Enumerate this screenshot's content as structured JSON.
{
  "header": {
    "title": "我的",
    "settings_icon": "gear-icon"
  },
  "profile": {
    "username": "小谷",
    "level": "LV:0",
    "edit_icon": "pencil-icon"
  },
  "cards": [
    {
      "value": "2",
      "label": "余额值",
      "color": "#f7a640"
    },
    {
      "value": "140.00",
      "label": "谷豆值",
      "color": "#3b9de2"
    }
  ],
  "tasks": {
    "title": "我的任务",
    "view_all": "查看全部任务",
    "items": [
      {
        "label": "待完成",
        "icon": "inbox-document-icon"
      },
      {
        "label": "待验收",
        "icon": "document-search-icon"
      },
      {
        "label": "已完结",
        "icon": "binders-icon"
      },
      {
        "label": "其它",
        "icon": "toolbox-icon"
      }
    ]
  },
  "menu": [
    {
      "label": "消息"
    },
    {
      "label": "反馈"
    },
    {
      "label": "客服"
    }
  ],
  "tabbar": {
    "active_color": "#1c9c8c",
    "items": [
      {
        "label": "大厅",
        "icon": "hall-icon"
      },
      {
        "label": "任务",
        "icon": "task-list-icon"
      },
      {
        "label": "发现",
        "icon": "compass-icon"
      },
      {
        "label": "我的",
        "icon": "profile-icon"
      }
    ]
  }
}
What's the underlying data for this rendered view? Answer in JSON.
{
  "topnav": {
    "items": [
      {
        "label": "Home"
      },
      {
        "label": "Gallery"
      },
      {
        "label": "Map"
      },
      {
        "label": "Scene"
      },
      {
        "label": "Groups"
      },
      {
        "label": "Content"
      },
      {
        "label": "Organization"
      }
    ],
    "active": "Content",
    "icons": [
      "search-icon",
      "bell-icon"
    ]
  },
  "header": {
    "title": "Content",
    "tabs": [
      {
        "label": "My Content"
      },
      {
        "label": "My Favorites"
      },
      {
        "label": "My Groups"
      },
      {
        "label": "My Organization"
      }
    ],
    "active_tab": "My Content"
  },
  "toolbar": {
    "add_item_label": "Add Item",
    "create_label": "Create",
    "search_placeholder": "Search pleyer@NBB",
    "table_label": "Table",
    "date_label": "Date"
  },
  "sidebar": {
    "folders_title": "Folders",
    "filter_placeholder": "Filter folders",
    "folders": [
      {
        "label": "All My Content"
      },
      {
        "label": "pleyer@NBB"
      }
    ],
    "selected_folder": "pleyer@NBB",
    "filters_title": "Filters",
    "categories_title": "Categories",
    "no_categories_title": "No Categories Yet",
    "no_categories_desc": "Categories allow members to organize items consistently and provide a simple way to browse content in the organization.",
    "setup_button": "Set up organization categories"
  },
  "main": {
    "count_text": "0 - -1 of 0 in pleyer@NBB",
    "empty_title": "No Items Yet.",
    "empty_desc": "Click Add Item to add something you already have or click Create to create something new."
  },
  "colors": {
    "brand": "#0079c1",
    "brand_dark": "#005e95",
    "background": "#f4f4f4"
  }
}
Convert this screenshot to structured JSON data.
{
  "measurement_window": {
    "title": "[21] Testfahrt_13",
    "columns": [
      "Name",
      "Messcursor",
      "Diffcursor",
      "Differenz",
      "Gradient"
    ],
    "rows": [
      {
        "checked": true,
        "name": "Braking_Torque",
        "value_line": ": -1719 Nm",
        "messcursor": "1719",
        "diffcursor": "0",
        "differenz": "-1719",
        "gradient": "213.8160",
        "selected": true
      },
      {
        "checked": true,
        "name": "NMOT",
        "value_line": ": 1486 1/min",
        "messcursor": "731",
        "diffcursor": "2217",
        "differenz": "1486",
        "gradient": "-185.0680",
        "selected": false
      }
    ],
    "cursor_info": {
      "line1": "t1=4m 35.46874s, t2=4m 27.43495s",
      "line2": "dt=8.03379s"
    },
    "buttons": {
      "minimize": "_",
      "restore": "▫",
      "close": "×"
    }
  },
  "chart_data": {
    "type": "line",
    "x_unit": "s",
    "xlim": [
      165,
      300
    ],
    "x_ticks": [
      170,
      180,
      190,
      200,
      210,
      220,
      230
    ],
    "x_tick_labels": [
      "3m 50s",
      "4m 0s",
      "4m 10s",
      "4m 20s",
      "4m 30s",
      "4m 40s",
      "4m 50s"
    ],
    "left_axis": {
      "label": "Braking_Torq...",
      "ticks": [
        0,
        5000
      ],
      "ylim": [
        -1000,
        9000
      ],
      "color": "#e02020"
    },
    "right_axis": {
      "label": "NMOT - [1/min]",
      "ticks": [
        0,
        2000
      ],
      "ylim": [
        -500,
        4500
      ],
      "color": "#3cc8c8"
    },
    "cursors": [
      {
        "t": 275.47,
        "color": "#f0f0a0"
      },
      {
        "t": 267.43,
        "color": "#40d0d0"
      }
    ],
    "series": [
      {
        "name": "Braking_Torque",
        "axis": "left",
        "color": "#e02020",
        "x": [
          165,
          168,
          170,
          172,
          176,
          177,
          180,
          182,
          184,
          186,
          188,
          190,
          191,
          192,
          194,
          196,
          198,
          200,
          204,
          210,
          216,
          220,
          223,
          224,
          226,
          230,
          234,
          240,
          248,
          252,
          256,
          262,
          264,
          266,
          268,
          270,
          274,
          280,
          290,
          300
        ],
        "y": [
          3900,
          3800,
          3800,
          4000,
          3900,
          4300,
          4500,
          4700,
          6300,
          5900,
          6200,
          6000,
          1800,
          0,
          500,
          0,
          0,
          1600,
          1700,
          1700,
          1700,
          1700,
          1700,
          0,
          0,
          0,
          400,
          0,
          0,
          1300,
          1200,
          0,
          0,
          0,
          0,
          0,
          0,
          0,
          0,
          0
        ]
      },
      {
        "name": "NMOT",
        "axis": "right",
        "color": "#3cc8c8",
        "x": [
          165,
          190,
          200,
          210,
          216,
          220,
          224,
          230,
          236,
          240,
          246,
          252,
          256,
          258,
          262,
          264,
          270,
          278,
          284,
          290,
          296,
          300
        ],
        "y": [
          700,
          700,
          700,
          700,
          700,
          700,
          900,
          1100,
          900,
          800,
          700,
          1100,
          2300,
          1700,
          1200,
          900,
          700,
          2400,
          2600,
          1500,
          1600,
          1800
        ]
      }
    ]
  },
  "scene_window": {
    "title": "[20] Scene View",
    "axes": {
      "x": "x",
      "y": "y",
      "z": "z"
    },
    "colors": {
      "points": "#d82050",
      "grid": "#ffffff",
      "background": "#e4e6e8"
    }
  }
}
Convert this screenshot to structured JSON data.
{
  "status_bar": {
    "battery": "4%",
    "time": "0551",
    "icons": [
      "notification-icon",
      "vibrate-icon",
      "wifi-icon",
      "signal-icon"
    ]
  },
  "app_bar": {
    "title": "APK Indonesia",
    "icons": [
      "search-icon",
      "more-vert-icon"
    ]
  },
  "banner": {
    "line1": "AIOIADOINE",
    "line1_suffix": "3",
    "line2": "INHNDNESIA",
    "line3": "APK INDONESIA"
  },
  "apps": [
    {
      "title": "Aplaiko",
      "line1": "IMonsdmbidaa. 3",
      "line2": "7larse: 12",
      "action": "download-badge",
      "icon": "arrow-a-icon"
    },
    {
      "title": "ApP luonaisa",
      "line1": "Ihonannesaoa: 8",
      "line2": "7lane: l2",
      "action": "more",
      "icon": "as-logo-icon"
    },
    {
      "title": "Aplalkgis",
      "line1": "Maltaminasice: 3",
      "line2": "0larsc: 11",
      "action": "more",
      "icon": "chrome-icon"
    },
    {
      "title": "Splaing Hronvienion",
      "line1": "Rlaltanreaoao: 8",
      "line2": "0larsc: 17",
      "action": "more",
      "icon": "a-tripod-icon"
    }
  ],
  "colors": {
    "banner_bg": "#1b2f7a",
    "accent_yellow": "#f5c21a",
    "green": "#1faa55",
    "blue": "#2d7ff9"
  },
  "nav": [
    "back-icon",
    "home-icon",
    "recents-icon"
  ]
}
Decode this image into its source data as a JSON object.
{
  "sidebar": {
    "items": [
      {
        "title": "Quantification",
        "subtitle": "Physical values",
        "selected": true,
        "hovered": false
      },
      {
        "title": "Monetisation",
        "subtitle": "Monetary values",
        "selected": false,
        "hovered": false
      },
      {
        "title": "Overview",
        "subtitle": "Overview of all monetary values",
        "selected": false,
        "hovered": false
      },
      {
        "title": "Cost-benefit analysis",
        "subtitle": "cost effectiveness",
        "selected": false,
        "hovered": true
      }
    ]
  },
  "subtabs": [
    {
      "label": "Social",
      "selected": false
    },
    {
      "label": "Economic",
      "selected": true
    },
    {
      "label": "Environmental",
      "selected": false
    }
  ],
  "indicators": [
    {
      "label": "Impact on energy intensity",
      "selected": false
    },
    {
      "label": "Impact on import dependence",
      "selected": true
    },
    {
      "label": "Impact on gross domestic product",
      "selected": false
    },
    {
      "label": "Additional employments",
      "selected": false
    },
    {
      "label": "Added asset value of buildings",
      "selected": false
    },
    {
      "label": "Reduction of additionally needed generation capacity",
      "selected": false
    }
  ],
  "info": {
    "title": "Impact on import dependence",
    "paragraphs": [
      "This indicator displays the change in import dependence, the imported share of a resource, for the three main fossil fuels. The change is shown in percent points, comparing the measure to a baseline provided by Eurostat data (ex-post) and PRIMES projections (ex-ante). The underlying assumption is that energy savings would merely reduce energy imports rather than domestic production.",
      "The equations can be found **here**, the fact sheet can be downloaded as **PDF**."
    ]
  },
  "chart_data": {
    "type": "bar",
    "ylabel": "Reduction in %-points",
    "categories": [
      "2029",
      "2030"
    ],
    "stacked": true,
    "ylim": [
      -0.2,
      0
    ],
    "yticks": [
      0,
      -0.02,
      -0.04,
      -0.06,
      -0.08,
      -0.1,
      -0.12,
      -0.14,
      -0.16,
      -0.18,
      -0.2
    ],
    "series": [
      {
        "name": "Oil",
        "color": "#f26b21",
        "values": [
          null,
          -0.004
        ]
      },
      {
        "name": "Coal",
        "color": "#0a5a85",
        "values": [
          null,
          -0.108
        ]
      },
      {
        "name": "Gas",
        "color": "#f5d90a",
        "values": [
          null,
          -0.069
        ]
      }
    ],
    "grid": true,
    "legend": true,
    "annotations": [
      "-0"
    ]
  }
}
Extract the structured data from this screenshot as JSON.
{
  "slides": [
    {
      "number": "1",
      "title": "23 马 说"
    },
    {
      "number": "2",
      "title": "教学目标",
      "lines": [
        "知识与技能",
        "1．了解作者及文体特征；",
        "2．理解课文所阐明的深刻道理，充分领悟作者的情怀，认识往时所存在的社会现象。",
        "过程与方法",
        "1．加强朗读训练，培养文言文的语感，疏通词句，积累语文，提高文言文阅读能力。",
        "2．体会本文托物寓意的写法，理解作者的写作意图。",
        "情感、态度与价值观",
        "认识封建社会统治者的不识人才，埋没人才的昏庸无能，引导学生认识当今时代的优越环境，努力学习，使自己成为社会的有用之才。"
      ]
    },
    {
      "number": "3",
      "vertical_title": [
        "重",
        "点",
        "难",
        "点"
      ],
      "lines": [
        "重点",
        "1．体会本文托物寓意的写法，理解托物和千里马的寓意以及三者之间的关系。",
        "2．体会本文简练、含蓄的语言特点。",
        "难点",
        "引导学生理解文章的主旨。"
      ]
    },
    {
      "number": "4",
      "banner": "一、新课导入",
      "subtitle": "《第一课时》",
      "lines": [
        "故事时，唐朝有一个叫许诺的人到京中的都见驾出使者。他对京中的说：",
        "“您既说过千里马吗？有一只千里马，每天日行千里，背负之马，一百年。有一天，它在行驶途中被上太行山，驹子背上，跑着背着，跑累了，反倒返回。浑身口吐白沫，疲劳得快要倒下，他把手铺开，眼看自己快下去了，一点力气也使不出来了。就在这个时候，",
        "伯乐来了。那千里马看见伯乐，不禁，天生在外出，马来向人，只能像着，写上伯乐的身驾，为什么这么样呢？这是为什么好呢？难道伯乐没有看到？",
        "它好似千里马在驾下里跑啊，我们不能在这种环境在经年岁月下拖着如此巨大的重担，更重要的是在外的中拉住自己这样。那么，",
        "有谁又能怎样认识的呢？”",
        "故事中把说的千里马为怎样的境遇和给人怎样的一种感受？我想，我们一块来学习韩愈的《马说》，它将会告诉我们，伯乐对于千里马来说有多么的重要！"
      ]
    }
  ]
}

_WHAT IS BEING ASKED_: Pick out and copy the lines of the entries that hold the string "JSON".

_RESULT FOR THIS TASK_:
Enumerate this screenshot's content as structured JSON.
What's the underlying data for this rendered view? Answer in JSON.
Convert this screenshot to structured JSON data.
Convert this screenshot to structured JSON data.
Decode this image into its source data as a JSON object.
Extract the structured data from this screenshot as JSON.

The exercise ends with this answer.